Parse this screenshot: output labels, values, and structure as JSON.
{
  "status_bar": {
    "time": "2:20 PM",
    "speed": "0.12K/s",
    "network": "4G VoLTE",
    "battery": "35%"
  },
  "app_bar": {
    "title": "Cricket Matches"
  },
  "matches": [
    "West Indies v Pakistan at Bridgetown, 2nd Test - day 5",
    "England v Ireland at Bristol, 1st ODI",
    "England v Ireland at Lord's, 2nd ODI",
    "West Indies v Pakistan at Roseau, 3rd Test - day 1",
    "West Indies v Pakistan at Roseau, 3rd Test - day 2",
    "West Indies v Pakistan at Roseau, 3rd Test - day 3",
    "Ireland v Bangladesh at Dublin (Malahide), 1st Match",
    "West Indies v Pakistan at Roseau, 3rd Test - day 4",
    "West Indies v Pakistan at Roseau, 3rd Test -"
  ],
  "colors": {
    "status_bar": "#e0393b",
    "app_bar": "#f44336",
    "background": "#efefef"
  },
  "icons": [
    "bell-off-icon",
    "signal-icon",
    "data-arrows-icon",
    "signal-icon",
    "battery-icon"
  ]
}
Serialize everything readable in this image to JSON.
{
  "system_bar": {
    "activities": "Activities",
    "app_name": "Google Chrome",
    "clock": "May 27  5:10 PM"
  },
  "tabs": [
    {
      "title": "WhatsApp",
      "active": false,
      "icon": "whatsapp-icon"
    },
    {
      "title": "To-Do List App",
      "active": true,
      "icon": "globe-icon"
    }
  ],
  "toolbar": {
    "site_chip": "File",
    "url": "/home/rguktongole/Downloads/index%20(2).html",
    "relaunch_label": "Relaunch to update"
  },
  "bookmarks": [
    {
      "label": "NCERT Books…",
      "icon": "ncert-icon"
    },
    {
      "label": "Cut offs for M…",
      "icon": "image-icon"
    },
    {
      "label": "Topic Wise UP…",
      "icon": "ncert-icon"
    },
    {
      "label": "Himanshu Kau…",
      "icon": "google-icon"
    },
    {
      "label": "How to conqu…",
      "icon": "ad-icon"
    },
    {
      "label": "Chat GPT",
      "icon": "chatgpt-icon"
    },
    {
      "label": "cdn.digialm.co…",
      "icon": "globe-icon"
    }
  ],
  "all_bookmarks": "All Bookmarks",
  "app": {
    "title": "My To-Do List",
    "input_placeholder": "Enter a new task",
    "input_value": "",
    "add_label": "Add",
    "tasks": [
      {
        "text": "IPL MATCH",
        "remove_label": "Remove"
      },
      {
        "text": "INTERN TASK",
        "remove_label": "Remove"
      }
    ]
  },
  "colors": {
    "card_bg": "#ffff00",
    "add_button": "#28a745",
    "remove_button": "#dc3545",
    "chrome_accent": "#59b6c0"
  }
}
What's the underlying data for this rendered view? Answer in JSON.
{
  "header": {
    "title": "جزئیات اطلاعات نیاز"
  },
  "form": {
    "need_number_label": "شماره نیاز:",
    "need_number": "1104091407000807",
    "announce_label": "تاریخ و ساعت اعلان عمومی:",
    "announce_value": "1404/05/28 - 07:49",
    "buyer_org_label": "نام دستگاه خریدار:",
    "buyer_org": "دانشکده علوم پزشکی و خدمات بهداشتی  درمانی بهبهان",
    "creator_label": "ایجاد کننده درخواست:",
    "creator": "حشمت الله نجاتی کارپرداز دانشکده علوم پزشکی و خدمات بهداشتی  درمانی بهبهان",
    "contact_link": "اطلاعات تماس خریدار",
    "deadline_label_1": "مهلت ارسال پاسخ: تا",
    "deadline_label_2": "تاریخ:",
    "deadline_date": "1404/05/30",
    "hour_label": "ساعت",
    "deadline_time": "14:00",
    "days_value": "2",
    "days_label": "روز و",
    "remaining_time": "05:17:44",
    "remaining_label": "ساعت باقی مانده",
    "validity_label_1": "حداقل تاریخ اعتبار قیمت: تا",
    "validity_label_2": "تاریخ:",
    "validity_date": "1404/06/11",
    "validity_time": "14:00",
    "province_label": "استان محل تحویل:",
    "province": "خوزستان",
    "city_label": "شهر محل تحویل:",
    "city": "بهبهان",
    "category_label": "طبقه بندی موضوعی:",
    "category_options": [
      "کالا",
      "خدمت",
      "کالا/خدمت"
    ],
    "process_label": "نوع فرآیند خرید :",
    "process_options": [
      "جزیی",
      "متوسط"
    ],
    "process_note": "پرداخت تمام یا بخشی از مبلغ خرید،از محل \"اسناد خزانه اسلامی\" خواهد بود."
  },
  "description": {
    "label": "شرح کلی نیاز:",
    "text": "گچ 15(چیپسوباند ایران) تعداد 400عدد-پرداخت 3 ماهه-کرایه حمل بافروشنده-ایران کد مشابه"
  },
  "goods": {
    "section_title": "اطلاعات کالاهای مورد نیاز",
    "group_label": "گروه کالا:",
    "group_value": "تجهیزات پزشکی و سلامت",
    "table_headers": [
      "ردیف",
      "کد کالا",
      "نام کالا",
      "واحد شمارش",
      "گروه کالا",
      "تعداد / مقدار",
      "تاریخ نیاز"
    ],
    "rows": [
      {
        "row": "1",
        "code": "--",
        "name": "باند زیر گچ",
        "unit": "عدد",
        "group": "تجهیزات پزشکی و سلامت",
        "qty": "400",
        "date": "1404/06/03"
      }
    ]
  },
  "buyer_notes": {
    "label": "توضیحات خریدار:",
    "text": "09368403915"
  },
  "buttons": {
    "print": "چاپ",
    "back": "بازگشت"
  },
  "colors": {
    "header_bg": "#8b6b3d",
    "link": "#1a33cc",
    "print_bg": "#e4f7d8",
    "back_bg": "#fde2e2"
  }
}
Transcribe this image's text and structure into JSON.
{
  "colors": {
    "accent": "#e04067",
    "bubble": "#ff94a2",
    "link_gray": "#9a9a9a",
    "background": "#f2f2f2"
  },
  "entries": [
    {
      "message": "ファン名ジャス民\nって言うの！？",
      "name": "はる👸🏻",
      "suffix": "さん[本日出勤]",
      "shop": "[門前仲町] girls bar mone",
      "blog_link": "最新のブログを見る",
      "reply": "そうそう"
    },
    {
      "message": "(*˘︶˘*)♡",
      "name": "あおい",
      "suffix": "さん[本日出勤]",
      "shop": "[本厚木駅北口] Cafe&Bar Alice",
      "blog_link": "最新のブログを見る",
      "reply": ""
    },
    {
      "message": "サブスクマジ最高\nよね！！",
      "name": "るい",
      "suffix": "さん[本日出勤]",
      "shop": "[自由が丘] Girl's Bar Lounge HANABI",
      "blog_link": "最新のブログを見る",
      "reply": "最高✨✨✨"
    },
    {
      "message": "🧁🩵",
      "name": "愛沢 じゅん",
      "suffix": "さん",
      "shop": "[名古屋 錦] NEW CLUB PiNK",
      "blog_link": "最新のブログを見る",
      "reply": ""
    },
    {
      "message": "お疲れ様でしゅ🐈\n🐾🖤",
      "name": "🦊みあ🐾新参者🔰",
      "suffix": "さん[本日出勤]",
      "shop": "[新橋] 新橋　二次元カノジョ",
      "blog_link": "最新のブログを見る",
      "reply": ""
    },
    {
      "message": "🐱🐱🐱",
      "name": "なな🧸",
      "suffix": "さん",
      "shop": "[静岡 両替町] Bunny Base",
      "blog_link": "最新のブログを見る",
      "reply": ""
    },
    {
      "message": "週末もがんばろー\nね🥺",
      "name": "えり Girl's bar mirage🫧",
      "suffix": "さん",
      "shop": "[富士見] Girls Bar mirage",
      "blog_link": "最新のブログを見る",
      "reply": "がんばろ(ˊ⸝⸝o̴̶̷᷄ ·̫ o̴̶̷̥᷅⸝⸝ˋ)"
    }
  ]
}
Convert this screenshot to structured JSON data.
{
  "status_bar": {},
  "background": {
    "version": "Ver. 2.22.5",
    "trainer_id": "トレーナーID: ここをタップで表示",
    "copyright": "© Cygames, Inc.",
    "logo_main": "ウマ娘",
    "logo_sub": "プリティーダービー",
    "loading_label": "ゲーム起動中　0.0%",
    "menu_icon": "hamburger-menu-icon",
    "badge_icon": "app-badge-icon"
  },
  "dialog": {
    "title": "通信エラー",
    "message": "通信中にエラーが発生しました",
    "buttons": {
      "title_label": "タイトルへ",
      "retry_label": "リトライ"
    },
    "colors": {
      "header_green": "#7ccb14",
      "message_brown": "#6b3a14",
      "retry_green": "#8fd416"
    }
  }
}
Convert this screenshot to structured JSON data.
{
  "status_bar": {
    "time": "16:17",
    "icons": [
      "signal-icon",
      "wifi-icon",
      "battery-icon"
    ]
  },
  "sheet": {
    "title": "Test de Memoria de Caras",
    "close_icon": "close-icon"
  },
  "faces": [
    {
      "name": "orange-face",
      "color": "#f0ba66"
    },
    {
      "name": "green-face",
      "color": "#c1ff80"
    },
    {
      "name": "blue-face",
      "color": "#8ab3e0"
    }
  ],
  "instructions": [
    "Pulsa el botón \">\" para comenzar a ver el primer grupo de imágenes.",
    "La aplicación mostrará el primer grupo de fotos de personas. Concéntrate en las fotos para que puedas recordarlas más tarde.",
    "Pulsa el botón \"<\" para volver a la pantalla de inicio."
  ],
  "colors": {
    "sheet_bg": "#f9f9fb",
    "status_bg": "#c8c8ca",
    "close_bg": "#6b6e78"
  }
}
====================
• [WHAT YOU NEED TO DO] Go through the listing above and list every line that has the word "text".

• [WRITTEN RESPONSE]
        "text": "IPL MATCH",
        "text": "INTERN TASK",
    "text": "گچ 15(چیپسوباند ایران) تعداد 400عدد-پرداخت 3 ماهه-کرایه حمل بافروشنده-ایران کد مشابه"
    "text": "09368403915"
Transcribe this image's text and structure into JSON.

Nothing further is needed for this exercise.